Wednesday, 12.09.2009 / 12:00 PM / 2010 Bridgestone NHL Winter Classic - Flyers v. Bruins

By Dan Rosen - NHL.com Senior Writer

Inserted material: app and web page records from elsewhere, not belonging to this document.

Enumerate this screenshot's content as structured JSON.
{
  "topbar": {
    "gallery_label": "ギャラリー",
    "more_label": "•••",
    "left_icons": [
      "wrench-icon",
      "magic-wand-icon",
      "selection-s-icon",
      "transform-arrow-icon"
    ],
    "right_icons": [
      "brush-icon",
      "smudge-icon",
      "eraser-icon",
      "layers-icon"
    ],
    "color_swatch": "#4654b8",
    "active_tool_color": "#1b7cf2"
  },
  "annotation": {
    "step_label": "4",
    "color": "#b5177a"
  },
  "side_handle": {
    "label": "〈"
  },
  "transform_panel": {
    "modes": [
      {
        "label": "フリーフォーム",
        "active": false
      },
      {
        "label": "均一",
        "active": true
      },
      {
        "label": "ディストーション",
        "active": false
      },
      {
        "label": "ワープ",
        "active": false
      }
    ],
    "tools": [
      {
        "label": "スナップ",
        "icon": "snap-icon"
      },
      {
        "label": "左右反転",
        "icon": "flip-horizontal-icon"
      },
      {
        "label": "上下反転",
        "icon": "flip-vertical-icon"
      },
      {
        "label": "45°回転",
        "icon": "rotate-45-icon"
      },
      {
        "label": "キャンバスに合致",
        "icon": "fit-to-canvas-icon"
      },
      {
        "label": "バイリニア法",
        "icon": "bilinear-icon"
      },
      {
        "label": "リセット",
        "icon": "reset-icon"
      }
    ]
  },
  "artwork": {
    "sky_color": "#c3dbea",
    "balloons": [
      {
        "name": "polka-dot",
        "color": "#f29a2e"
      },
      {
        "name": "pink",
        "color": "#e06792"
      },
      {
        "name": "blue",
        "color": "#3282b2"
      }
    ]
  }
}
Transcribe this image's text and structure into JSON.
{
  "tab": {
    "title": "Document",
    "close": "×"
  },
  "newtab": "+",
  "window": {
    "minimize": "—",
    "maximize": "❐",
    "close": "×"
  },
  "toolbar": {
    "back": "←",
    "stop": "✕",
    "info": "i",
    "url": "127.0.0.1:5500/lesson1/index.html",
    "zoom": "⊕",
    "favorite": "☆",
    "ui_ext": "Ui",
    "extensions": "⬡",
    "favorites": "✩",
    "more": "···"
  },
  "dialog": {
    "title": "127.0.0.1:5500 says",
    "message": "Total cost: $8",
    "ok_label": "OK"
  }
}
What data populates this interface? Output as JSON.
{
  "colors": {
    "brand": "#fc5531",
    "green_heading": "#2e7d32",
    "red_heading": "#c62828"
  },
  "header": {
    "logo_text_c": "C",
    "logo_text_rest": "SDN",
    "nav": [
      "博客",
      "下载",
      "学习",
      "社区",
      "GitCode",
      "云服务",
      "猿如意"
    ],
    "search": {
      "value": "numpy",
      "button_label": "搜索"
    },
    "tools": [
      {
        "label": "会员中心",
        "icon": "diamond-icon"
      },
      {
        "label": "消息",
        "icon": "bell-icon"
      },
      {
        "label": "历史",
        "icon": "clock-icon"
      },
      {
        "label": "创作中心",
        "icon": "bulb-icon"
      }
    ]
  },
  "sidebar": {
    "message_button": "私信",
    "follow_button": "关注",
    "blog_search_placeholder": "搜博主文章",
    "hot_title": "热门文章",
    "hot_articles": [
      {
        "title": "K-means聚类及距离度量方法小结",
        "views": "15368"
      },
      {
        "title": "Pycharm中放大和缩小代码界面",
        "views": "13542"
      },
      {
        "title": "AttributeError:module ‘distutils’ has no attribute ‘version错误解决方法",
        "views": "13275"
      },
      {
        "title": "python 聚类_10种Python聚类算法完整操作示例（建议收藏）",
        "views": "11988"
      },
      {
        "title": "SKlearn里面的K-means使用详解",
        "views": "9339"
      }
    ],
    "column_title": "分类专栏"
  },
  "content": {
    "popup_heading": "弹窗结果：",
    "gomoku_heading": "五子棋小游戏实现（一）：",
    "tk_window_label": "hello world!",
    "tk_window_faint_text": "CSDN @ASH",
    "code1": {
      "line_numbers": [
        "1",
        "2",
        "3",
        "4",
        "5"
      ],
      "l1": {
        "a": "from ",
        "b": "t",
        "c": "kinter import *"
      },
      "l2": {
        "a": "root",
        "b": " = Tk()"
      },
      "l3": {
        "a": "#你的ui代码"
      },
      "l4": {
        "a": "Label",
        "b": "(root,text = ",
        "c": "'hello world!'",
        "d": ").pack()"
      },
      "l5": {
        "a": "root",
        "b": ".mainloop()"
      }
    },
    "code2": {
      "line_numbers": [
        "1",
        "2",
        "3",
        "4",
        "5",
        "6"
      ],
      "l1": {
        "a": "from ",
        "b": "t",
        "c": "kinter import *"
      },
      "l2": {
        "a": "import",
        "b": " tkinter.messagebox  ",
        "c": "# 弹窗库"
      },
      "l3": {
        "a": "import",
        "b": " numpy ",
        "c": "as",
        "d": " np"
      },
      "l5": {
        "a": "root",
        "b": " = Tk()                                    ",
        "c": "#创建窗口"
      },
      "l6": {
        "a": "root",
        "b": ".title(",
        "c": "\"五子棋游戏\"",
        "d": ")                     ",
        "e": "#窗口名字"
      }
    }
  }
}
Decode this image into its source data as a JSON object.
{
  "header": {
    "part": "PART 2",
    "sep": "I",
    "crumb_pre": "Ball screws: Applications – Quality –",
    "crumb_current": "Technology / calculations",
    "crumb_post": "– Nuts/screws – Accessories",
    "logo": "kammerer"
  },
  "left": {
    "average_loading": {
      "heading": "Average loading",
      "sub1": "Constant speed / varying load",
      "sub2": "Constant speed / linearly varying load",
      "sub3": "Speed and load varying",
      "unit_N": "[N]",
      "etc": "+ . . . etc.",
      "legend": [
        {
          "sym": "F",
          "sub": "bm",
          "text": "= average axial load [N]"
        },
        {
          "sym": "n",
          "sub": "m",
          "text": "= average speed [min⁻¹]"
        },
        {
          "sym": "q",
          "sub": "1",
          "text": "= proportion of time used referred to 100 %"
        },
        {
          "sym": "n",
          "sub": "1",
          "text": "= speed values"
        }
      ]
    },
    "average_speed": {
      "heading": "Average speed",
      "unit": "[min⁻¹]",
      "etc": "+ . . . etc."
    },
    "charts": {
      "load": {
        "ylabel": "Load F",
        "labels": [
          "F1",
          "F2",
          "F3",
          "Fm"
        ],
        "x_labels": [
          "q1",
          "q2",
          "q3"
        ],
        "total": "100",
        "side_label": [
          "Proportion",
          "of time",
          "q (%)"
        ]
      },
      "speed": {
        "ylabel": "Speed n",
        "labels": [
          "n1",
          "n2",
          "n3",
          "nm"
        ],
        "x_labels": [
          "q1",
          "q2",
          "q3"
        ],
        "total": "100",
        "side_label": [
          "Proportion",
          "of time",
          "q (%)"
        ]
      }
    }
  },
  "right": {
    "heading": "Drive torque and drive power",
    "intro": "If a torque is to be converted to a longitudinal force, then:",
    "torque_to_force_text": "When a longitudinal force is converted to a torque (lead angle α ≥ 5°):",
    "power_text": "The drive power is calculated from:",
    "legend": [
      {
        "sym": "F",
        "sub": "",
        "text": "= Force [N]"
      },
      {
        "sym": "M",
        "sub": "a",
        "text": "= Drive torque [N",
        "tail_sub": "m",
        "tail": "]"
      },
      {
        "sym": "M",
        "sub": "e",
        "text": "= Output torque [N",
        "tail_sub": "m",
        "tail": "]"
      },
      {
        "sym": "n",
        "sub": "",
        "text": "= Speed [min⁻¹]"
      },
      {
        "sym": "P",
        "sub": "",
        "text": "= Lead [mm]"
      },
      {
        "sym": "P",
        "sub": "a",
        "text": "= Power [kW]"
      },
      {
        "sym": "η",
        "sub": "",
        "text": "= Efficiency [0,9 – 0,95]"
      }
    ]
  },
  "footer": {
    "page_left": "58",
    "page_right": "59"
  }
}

When Normand and Lise Boucher would go away, young Brian, the self-proclaimed "accident" of his family, got to play as late as he wanted.
 
As long as the lights were on at Cass Park in Woonsocket, R.I., Philadelphia Flyers' goalie Brian Boucher would be on one of the outdoor rinks skating with his brother-in-law in a mostly adult game of shinny while his oldest sister, Manon, was in the house getting angrier and angrier at her husband for keeping the little guy out so late.
 
"The lights would stay on until I think 11 o'clock at night, so for a kid who is 11 or 12 staying out there until 10 or 11 o'clock at night on a school night probably isn't advised," Boucher, by far the youngest of four children, told NHL.com. "My parents, though, would go away a lot and that's when it would happen. My sister (12 years older) would be sitting me with her husband -- they would stay at the house and watch me -- and he would take me out there. So, I always wanted them to watch me.
 
"We'd stay out there forever," he continued. "We would come home really late and my sister would kind of tell him like, 'Hey, it's a school night,' or, 'Hey, it's late.' He was a gamer. He would always stay out there late and take me out there as well. He didn't care."
 
Boucher grew up in Bruins' country, not far from Fenway Park, the site of the 2010 Bridgestone NHL Winter Classic on New Year's Day. With Tuesday's news that Ray Emery will be sidelined for six weeks after abdominal surgery, there is a very real liklihood that Boucher will be in goal for the Flyers.
 
Back in the day, Boucher didn't root for the Bruins like most of his friends. Instead, he grew up a Montreal Canadiens fan. When he would play in these outdoor games, including many times with kids his age during the afternoons following school or on weekends, he would always pretend he was a Habs' star like Mats Naslund, Claude Lemieux, Stephane Richer or Shayne Corson.
 
"I had another buddy of mine that was a Canadiens fan as well, so any time we played together, even in street hockey, we would always be on the same team," Boucher said. "All our buddies were Bruins fans, so it would make for an interesting game."
 
Boucher, though, would never, ever be a goalie. He left that up to, as he said, "some guy who thought he was Reggie Lemelin, but would be out there in works boots and pads trying to stop pucks."
 
There was ample ice at Cass Park when Boucher was growing up. There were two rinks separated only by a set of boards. There also was a nearby pond that would freeze over, but, "The rinks were for hockey and the ponds were for skating," Boucher said. "If the skaters were on the rinks you shot a puck in their direction and they got the message."
 
The town workers tended to the rinks, which unfortunately are no longer there. They would flood them in the winter and clear them off daily so they were playable.
 
Since we're talking about Rhode Island winters, not Saskatchewan winters, the town workers also had to decide if the ice was playable. If the ice was slushy, the lights would stay off.
 
But, of course, that didn't stop Boucher and his buddies, including his brother-in-law.
 
"Oh yeah, plenty of times," Boucher said when asked if he ever played when it wasn't advised. "And, I would go in the corner and sometimes the puck would fall into the water along the boards. That was more in late February or around then.
 
"In the afternoon on weekends, if it was 40-someide degrees and there were a lot of people on it the ice would get slushy and it wasn't as fun. But, in January you could go out there when it was really cold and skate forever."
 
That's when it was so great to be a kid.
 
"Not that hockey wasn't fun for me, because I always looked forward to going to the rink, but there was just something about playing outside that made you have endless energy," Boucher said. "If you were thirsty, you didn't feel it. It's the purest part of the game."
 
Contact Dan Rosen at drosen@nhl.com